The patient presented to the hospital with a high fever, headache and conjunctivitis. The medical team called me (the microbiologist) concerned that this patient might be developing some odd form of meningitis because of his headache. The patient clearly looked “sporty” and on detailed questioning it turned out that a few days earlier he had been rowing on the River Thames and had decided to jump into the water to cool down. The evening before the patient presented to the hospital he began to get sore, red eyes, which streamed a lot but had no purulent discharge. He then developed a fever of 39°C, muscle pains in the legs and hips, and a headache. By the time I saw him he had developed a widespread rash.
Bloods were taken to look for antibodies against the bacteria Leptospirosis icterohaemorrhagica and the patient was started on IV Benzylpenicillin. Two hours later the patient developed fever, chills, rigors, hypotension, tachycardia, vasodilation and myalgia and hyperventilation.

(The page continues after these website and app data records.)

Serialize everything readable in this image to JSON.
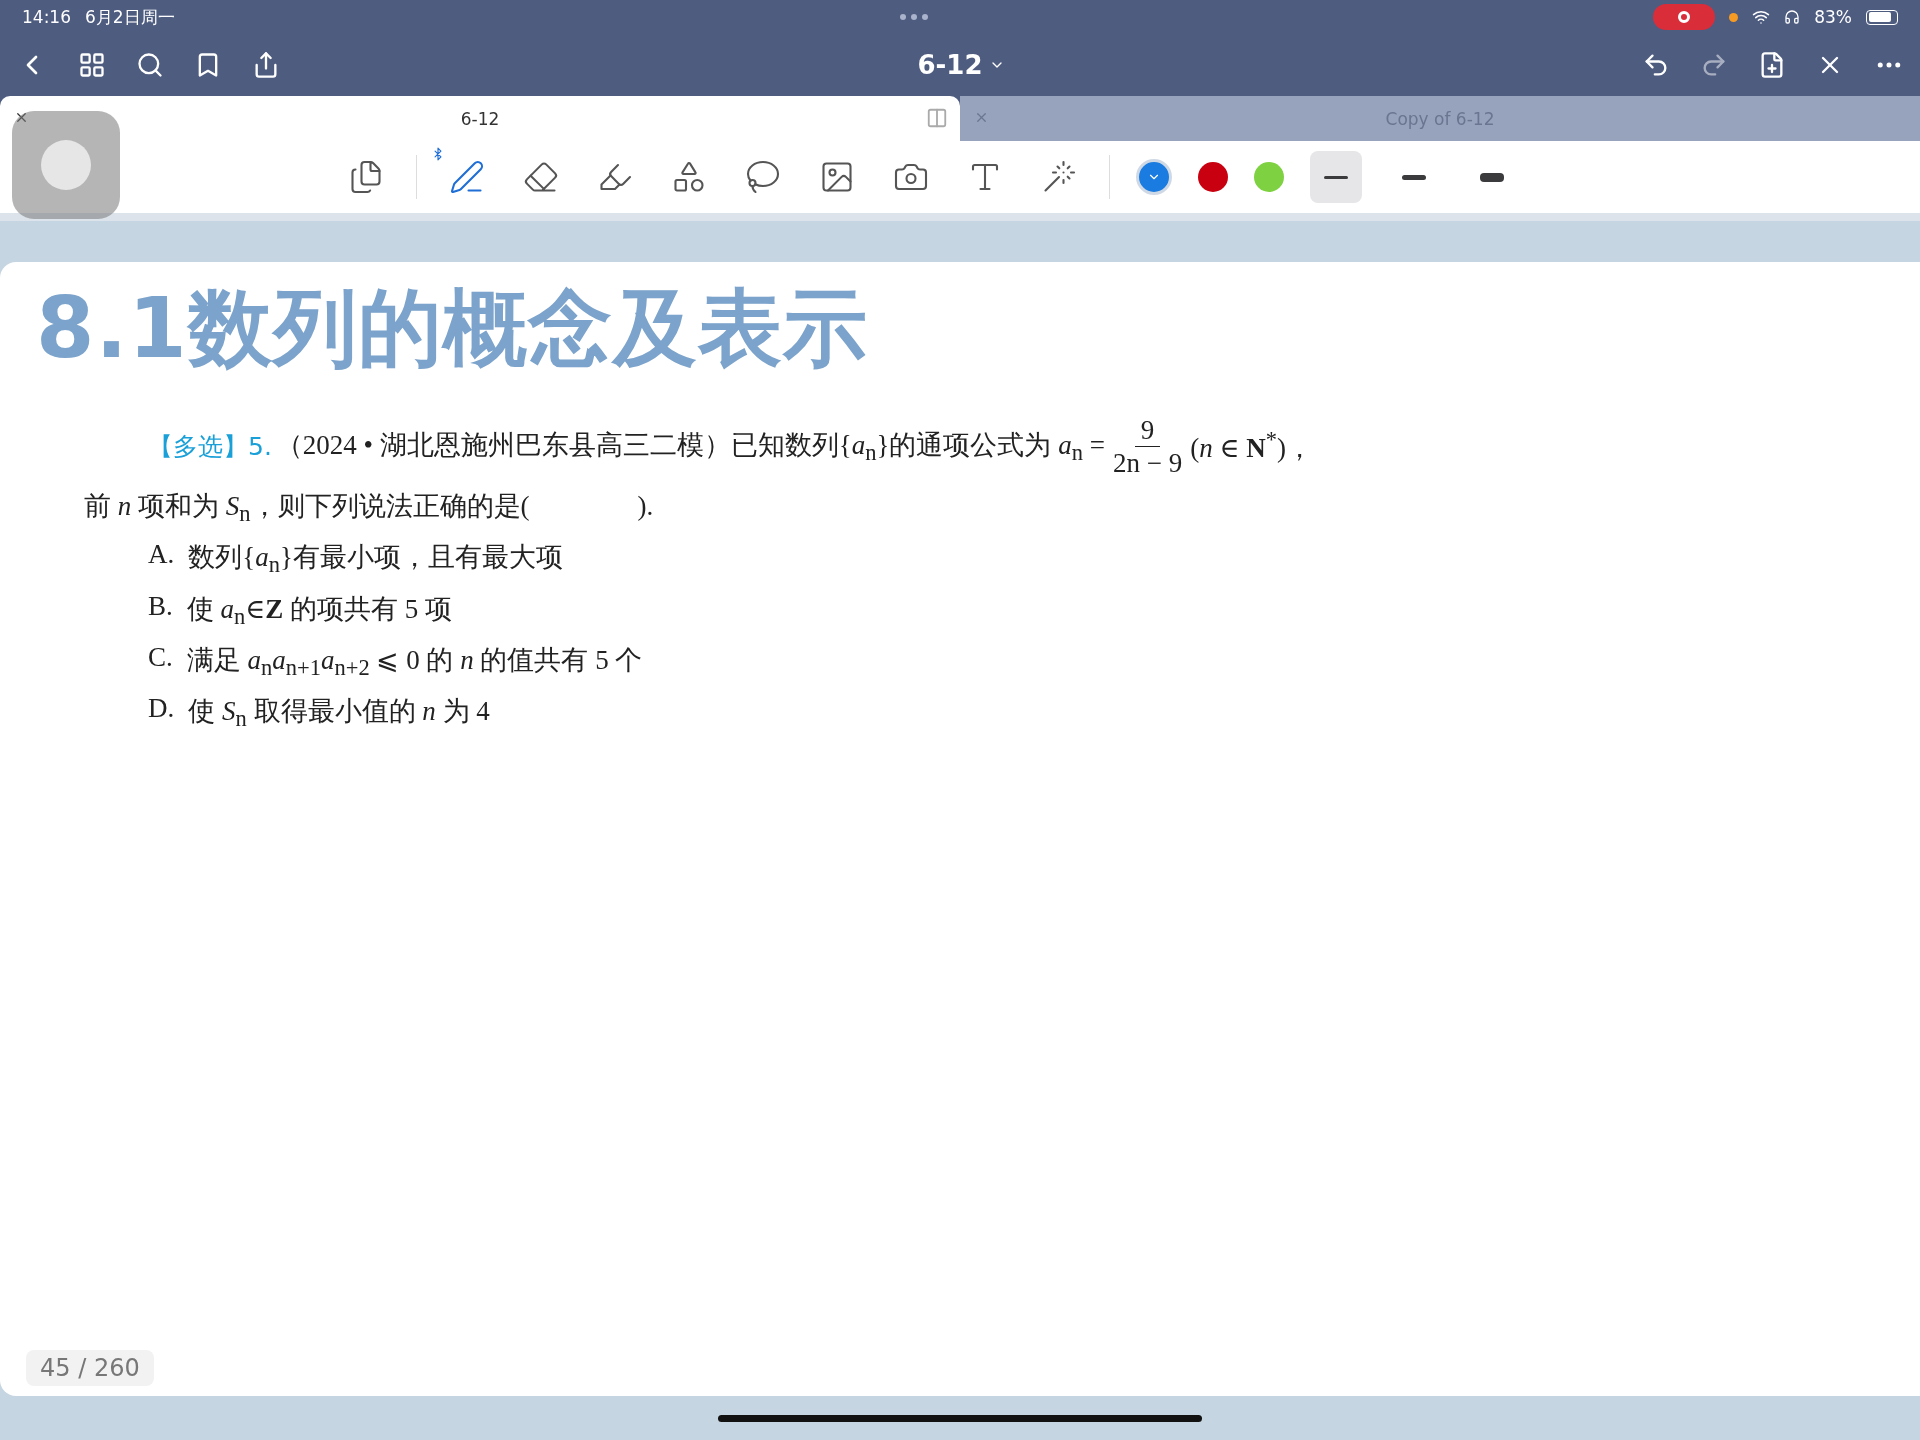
{
  "status_bar": {
    "time": "14:16",
    "date": "6月2日周一",
    "battery": "83%",
    "recording": true
  },
  "nav": {
    "title": "6-12"
  },
  "tabs": [
    {
      "label": "6-12",
      "selected": true
    },
    {
      "label": "Copy of 6-12",
      "selected": false
    }
  ],
  "tools": [
    {
      "kind": "pages",
      "selected": false
    },
    {
      "kind": "pen",
      "selected": true
    },
    {
      "kind": "eraser",
      "selected": false
    },
    {
      "kind": "highlighter",
      "selected": false
    },
    {
      "kind": "shapes",
      "selected": false
    },
    {
      "kind": "lasso",
      "selected": false
    },
    {
      "kind": "image",
      "selected": false
    },
    {
      "kind": "camera",
      "selected": false
    },
    {
      "kind": "text",
      "selected": false
    },
    {
      "kind": "laser",
      "selected": false
    }
  ],
  "colors": [
    {
      "color": "#1a7be0",
      "selected": true
    },
    {
      "color": "#c8000f",
      "selected": false
    },
    {
      "color": "#7ed140",
      "selected": false
    }
  ],
  "widths": [
    {
      "kind": "thin",
      "selected": true
    },
    {
      "kind": "medium",
      "selected": false
    },
    {
      "kind": "thick",
      "selected": false
    }
  ],
  "page": {
    "heading": "8.1数列的概念及表示",
    "question": {
      "tag": "【多选】5.",
      "source": "（2024 • 湖北恩施州巴东县高三二模）已知数列{*a*$_{n}$}的通项公式为 *a*$_{n}$ =",
      "numerator": "9",
      "denominator": "2n − 9",
      "after": "(*n* ∈ **N**$^{*}$)，",
      "line2": "前 *n* 项和为 *S*$_{n}$，则下列说法正确的是(　　　　)."
    },
    "options": [
      {
        "label": "A.",
        "text": "数列{*a*$_{n}$}有最小项，且有最大项"
      },
      {
        "label": "B.",
        "text": "使 *a*$_{n}$∈**Z** 的项共有 5 项"
      },
      {
        "label": "C.",
        "text": "满足 *a*$_{n}$*a*$_{n+1}$*a*$_{n+2}$ ⩽ 0 的 *n* 的值共有 5 个"
      },
      {
        "label": "D.",
        "text": "使 *S*$_{n}$ 取得最小值的 *n* 为 4"
      }
    ],
    "page_number": "45 / 260"
  }
}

However the team had been warned to observe the patient carefully in order to recognise this response, Jarisch Herxheimer reaction (a severe allergic response, usually within the first 24hours of giving the antibiotic, caused by the antibiotic rapidly destroying the bacteria causing the release of endotoxins). The team quickly acted treating with anti-inflammatory drugs, steroids and fluids to maintain blood pressure, reversing this potentially life-threatening side-effect. If the team had treated for meningitis, the diagnosis would have been missed and the extreme response to treatment may not have been at the forefront of medical team’s minds. Even though the antibiotic Benzylpenicillin can have this potentially serious side-effect, it is still the treatment of choice for severe Leptospirosis.
Two days later, when the patient was feeling much better he was switched to PO Doxycycline and allowed to go home. After one week of Doxycycline the patient made a full recovery. The serology results confirmed that the patient had Leptospirosis. The correct diagnosis and treatment ensured the patient did not stay in hospital longer than required, a diagnosis of meningitis would have required 7-21 days IV antibiotics (depending on causative micro-organism).